▶ [Exercise aim]
A verbatim copy of the records below, pictures omitted, is the task.

▶ [Data shown]
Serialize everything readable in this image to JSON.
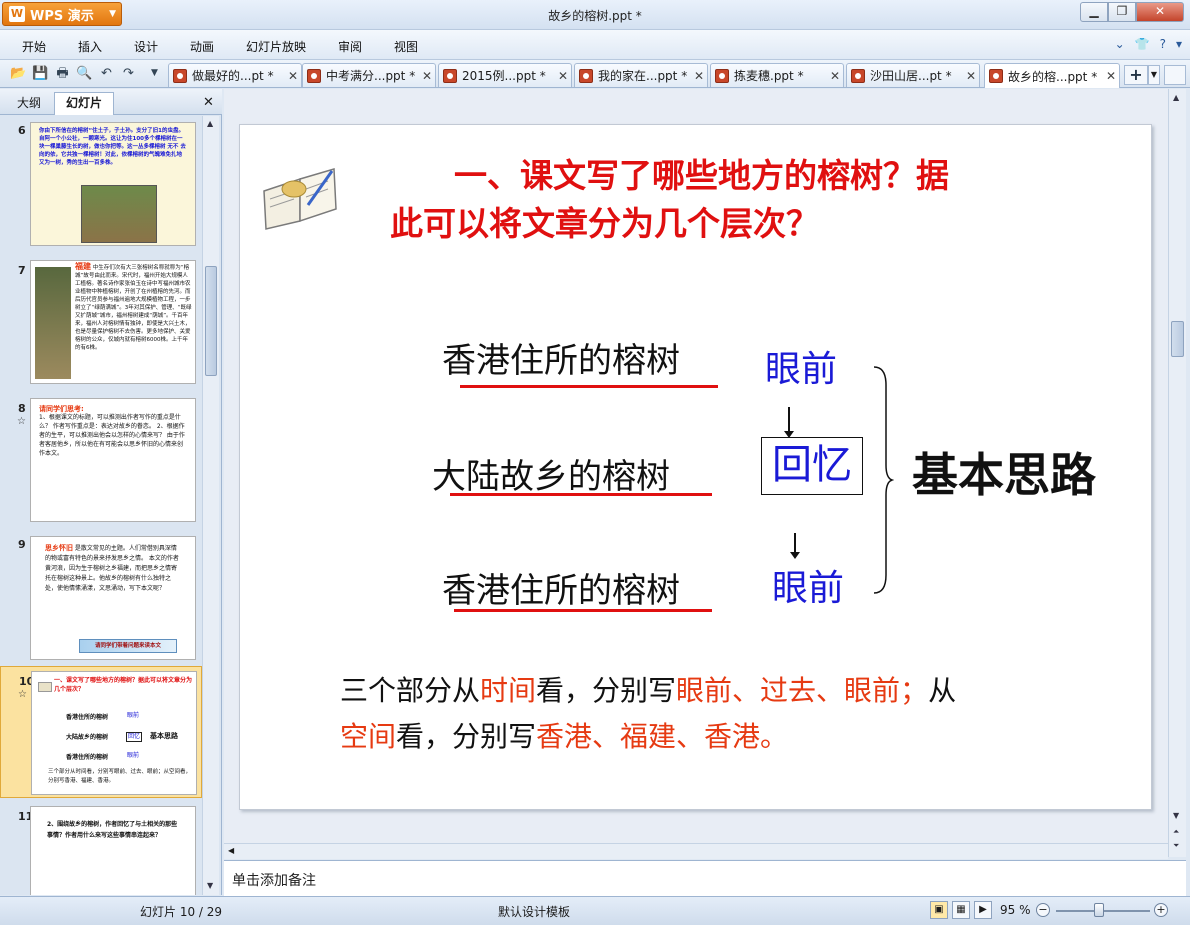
{
  "app": {
    "logo_label": "WPS 演示",
    "window_title": "故乡的榕树.ppt *"
  },
  "menu": {
    "items": [
      "开始",
      "插入",
      "设计",
      "动画",
      "幻灯片放映",
      "审阅",
      "视图"
    ]
  },
  "tabs": [
    {
      "label": "做最好的...pt *"
    },
    {
      "label": "中考满分...ppt *"
    },
    {
      "label": "2015例...ppt *"
    },
    {
      "label": "我的家在...ppt *"
    },
    {
      "label": "拣麦穗.ppt *"
    },
    {
      "label": "沙田山居...pt *"
    },
    {
      "label": "故乡的榕...ppt *",
      "active": true
    }
  ],
  "left_panel": {
    "tab_outline": "大纲",
    "tab_slides": "幻灯片",
    "thumbnails": [
      {
        "num": "6",
        "text": "你由下所信在的榕树“住土子，子土孙。支分了旧1的虫盘。自阿一个小公社，一颗寒光。这让为住100多个棵榕树在一块一棵巢藤生长的树，做也你把等。这一丛多棵榕树 无不 去向的依，它共独一棵榕树！对此，依棵榕树的气魄难免扎地又为一树，秀的生出一百多株。"
      },
      {
        "num": "7",
        "heading": "福建",
        "text": "中生存们次有大三张榕树名称就称为“榕城”故号由此而来。宋代时，福州开始大规模人工植榕。著名诗作家张伯玉在诗中写福州城市农业植物中种植榕树，开创了在州植榕的先河。而后历代官员参与福州遍地大规模植物工程，一步树立了“绿荫满城”。3年对其保护、管理、“既绿又扩荫城”城市，福州榕树建成“荫城”。千百年来，福州人对榕树情有独钟，即使是大兴土木，也是尽量保护榕树不去伤害。更多地保护、关爱榕树的公众，仅城内就有榕树6000株。上千年的有6株。"
      },
      {
        "num": "8",
        "star": true,
        "heading": "请同学们思考:",
        "text": "1、根据课文的标题，可以推测出作者写作的重点是什么？ 作者写作重点是：表达对故乡的眷恋。 2、根据作者的生平，可以推测出他会以怎样的心情来写？ 由于作者客居他乡，所以他在有可能会以思乡怀旧的心情来创作本文。"
      },
      {
        "num": "9",
        "heading": "思乡怀旧",
        "text": "是散文常见的主题。人们常借别具深情的物或富有特色的景来抒发思乡之情。 本文的作者黄河浪，因为生于榕树之乡福建，而把思乡之情寄托在榕树这种景上。他故乡的榕树有什么独特之处，使他情愫涌漾，文思涌动，写下本文呢？",
        "button": "请同学们带着问题来读本文"
      },
      {
        "num": "10",
        "star": true,
        "selected": true
      },
      {
        "num": "11",
        "text": "2、围绕故乡的榕树，作者回忆了与土相关的那些事情？作者用什么来写这些事情串连起来？"
      }
    ]
  },
  "slide": {
    "title_line1": "一、课文写了哪些地方的榕树？据",
    "title_line2": "此可以将文章分为几个层次？",
    "place1": "香港住所的榕树",
    "place2": "大陆故乡的榕树",
    "place3": "香港住所的榕树",
    "label_now1": "眼前",
    "label_memory": "回忆",
    "label_now2": "眼前",
    "summary": "基本思路",
    "body_line1": [
      {
        "t": "三个部分从",
        "c": "black"
      },
      {
        "t": "时间",
        "c": "red"
      },
      {
        "t": "看，分别写",
        "c": "black"
      },
      {
        "t": "眼前、过去、眼前；",
        "c": "red"
      },
      {
        "t": "从",
        "c": "black"
      }
    ],
    "body_line2": [
      {
        "t": "空间",
        "c": "red"
      },
      {
        "t": "看，分别写",
        "c": "black"
      },
      {
        "t": "香港、福建、香港。",
        "c": "red"
      }
    ]
  },
  "thumb10": {
    "title": "一、课文写了哪些地方的榕树？据此可以将文章分为几个层次？",
    "place1": "香港住所的榕树",
    "place2": "大陆故乡的榕树",
    "place3": "香港住所的榕树",
    "now1": "眼前",
    "memory": "回忆",
    "now2": "眼前",
    "summary": "基本思路",
    "body": "三个部分从时间看，分别写眼前、过去、眼前；从空间看，分别写香港、福建、香港。"
  },
  "notes": {
    "placeholder": "单击添加备注"
  },
  "status": {
    "slide_count": "幻灯片 10 / 29",
    "template": "默认设计模板",
    "zoom": "95 %"
  },
  "colors": {
    "accent_orange": "#e2760f",
    "title_red": "#e01010",
    "label_blue": "#1a1ad6"
  }
}
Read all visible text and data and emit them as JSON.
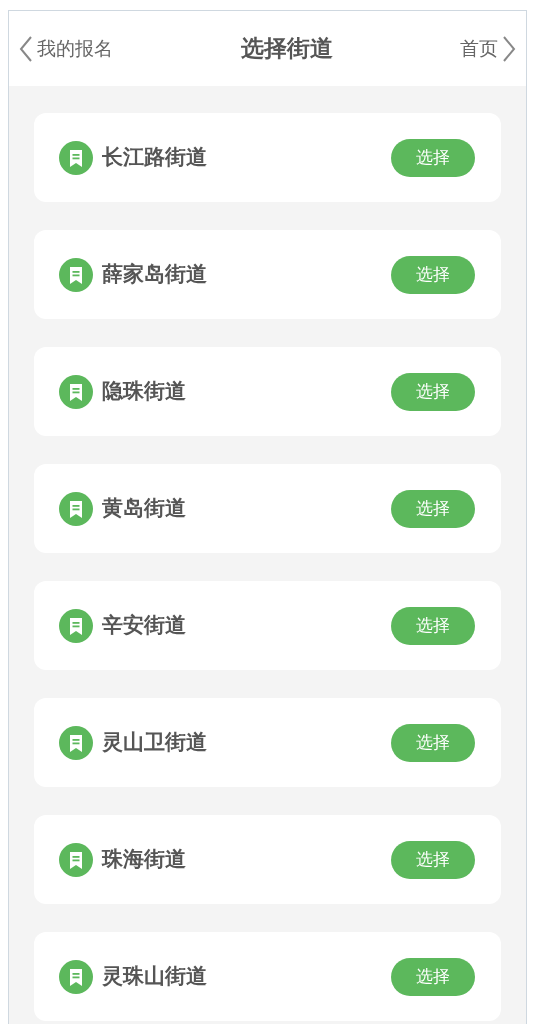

▶ [Problem solution]
Serialize everything readable in this image to JSON.
{
  "app": {
    "logo_label": "WPS 演示",
    "window_title": "故乡的榕树.ppt *"
  },
  "menu": {
    "items": [
      "开始",
      "插入",
      "设计",
      "动画",
      "幻灯片放映",
      "审阅",
      "视图"
    ]
  },
  "tabs": [
    {
      "label": "做最好的...pt *"
    },
    {
      "label": "中考满分...ppt *"
    },
    {
      "label": "2015例...ppt *"
    },
    {
      "label": "我的家在...ppt *"
    },
    {
      "label": "拣麦穗.ppt *"
    },
    {
      "label": "沙田山居...pt *"
    },
    {
      "label": "故乡的榕...ppt *",
      "active": true
    }
  ],
  "left_panel": {
    "tab_outline": "大纲",
    "tab_slides": "幻灯片",
    "thumbnails": [
      {
        "num": "6",
        "text": "你由下所信在的榕树“住土子，子土孙。支分了旧1的虫盘。自阿一个小公社，一颗寒光。这让为住100多个棵榕树在一块一棵巢藤生长的树，做也你把等。这一丛多棵榕树 无不 去向的依，它共独一棵榕树！对此，依棵榕树的气魄难免扎地又为一树，秀的生出一百多株。"
      },
      {
        "num": "7",
        "heading": "福建",
        "text": "中生存们次有大三张榕树名称就称为“榕城”故号由此而来。宋代时，福州开始大规模人工植榕。著名诗作家张伯玉在诗中写福州城市农业植物中种植榕树，开创了在州植榕的先河。而后历代官员参与福州遍地大规模植物工程，一步树立了“绿荫满城”。3年对其保护、管理、“既绿又扩荫城”城市，福州榕树建成“荫城”。千百年来，福州人对榕树情有独钟，即使是大兴土木，也是尽量保护榕树不去伤害。更多地保护、关爱榕树的公众，仅城内就有榕树6000株。上千年的有6株。"
      },
      {
        "num": "8",
        "star": true,
        "heading": "请同学们思考:",
        "text": "1、根据课文的标题，可以推测出作者写作的重点是什么？ 作者写作重点是：表达对故乡的眷恋。 2、根据作者的生平，可以推测出他会以怎样的心情来写？ 由于作者客居他乡，所以他在有可能会以思乡怀旧的心情来创作本文。"
      },
      {
        "num": "9",
        "heading": "思乡怀旧",
        "text": "是散文常见的主题。人们常借别具深情的物或富有特色的景来抒发思乡之情。 本文的作者黄河浪，因为生于榕树之乡福建，而把思乡之情寄托在榕树这种景上。他故乡的榕树有什么独特之处，使他情愫涌漾，文思涌动，写下本文呢？",
        "button": "请同学们带着问题来读本文"
      },
      {
        "num": "10",
        "star": true,
        "selected": true
      },
      {
        "num": "11",
        "text": "2、围绕故乡的榕树，作者回忆了与土相关的那些事情？作者用什么来写这些事情串连起来？"
      }
    ]
  },
  "slide": {
    "title_line1": "一、课文写了哪些地方的榕树？据",
    "title_line2": "此可以将文章分为几个层次？",
    "place1": "香港住所的榕树",
    "place2": "大陆故乡的榕树",
    "place3": "香港住所的榕树",
    "label_now1": "眼前",
    "label_memory": "回忆",
    "label_now2": "眼前",
    "summary": "基本思路",
    "body_line1": [
      {
        "t": "三个部分从",
        "c": "black"
      },
      {
        "t": "时间",
        "c": "red"
      },
      {
        "t": "看，分别写",
        "c": "black"
      },
      {
        "t": "眼前、过去、眼前；",
        "c": "red"
      },
      {
        "t": "从",
        "c": "black"
      }
    ],
    "body_line2": [
      {
        "t": "空间",
        "c": "red"
      },
      {
        "t": "看，分别写",
        "c": "black"
      },
      {
        "t": "香港、福建、香港。",
        "c": "red"
      }
    ]
  },
  "thumb10": {
    "title": "一、课文写了哪些地方的榕树？据此可以将文章分为几个层次？",
    "place1": "香港住所的榕树",
    "place2": "大陆故乡的榕树",
    "place3": "香港住所的榕树",
    "now1": "眼前",
    "memory": "回忆",
    "now2": "眼前",
    "summary": "基本思路",
    "body": "三个部分从时间看，分别写眼前、过去、眼前；从空间看，分别写香港、福建、香港。"
  },
  "notes": {
    "placeholder": "单击添加备注"
  },
  "status": {
    "slide_count": "幻灯片 10 / 29",
    "template": "默认设计模板",
    "zoom": "95 %"
  },
  "colors": {
    "accent_orange": "#e2760f",
    "title_red": "#e01010",
    "label_blue": "#1a1ad6"
  }
}
Read all visible text and data and emit them as JSON.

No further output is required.